By Christie Vanover | Published December 23, 2017 | Last Updated February 16, 2023
Disclosure: True Aussie Lamb sponsored this post. Opinions are my own.
To get the best flavor, trim down the fat, so that it’s about 1/8-1/4-inch thick. The fat is a great flavor enhancer, but if it’s too thick, the rub won’t penetrate to the meat.
Next, select or create a rub. I rub salt, pepper, garlic powder and onion powder on just about every piece of meat. Because Aussie lamb has a beautiful sweet flavor that can hold up to bolder spices, smoked paprika and cumin are good additions for an earthy, umami touch. Rosemary brings out the natural sweetness. Cayenne (however much you like) gives a pop of heat, and include some raw sugar to help create a golden crust.
It’s important to cook the lamb over indirect heat, so it cooks evenly without burning that beautiful rub you just created. If you have a gas grill, turn on part of the burners, and place the roast on the side with the burners turned off. If you have a charcoal grill, push the coals to one side, and grill the meat over the side without coals.
For a boneless lamb roast, I actually like using a ceramic cooker or pellet grill. With either of these grills, you can place the meat right over the heat, but it’s deflected with a ceramic or metal diffuser plate, protecting the roast throughout the cook.
I like using the hot and fast method for lamb roast. I crank the grill heat up to 350-375F. At this temp, a 5-pound roast is usually ready in about 2 hours. I aim for an internal temperature of 135F degrees. After the roast rests, this yields a medium doneness. If you prefer your meat more rare, pull it off the grill around 125F degrees. If you like it more well done, keep it going for another 5-15 degrees. Just keep in mind that the temp will rise about 5 degrees while it rests.
When the internal temperature reaches 80-90F degrees, you’ll have about 30 more minutes of cook time. At this point, add some rainbow carrots tossed in olive oil and salt and pepper. By the time the roast is done, they’ll be nice and tender.
When the roast is ready, remove it to a pan and cover it with foil to rest. This is a key step when cooking all types of meat. It allows the juices to settle back into the roast, ensuring a moist, tender bite.
After about 15 minutes, serve the roast alongside the carrots. Garnish with fresh herbs. Slice and serve.
Grilled Aussie Leg of Lamb Roast
- 5 pound Aussie Boneless Leg of Lamb Roast
Smoked Paprika Rub
- 1 tablespoon raw sugar
- 1 teaspoon kosher salt
- 1 teaspoon black pepper
- 1 teaspoon smoked paprika
- 1 teaspoon garlic powder
- 1 teaspoon rosemary dried
- 1 teaspoon onion powder
- 1 teaspoon cumin
- 1/2 teaspoon cayenne pepper
- 1 bunch rainbow carrots
- olive oil
- Heat the grill to 350-375F degrees with an indirect heat zone.
- Trim the fat, so that it is no thicker than 1/8-1/4 inch thick.
- Combine the rub ingredients.

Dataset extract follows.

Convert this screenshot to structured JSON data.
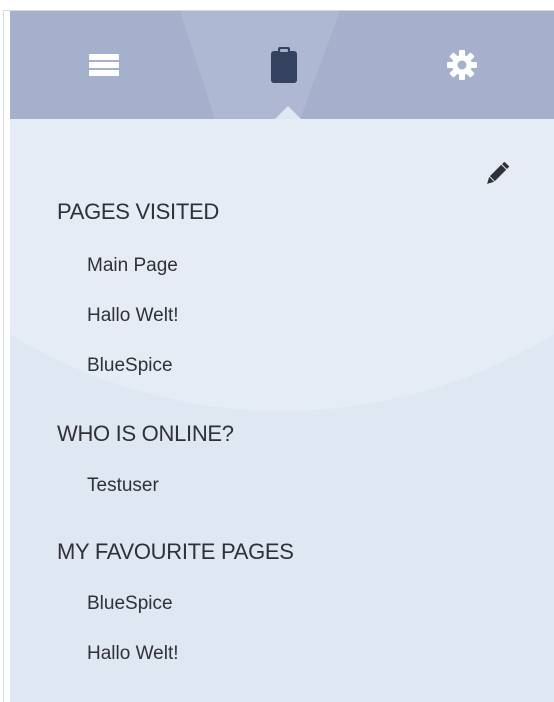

Rub all over the meat.
- Place the lamb on the grill over indirect heat. Smoke for about 2 hours.
- Toss the carrots in olive oil, salt and pepper.
- After around 1 1/2 hours, the internal temperature of the lamb should reach 80-90F degrees. At this point, add the carrots to the grill.
- Continue cooking the roast until it reaches around 135F degrees. Remove the roast from the grill and cover with foil. Rest for 15-30 minutes.
- When the carrots are soft, remove them from the grill. Serve with the lamb.
This estimate was created using an online nutrition calculator
Hi there, I would love to try this recipe but am curious if I can just cover the lamb with foil and grill rather than placing it in a ceramic cooker or pellet grill. Is that a good remedy? Thanks
You can cook this on any type of grill. You just want to make sure that the lamb is cooking over indirect heat. If you have a gas grill, only turn on half of the burners, and place the lamb on the side that has the burners off. If you’re using a charcoal grill, push the coals to one side of the grill, and place the lamb over the side with no coals.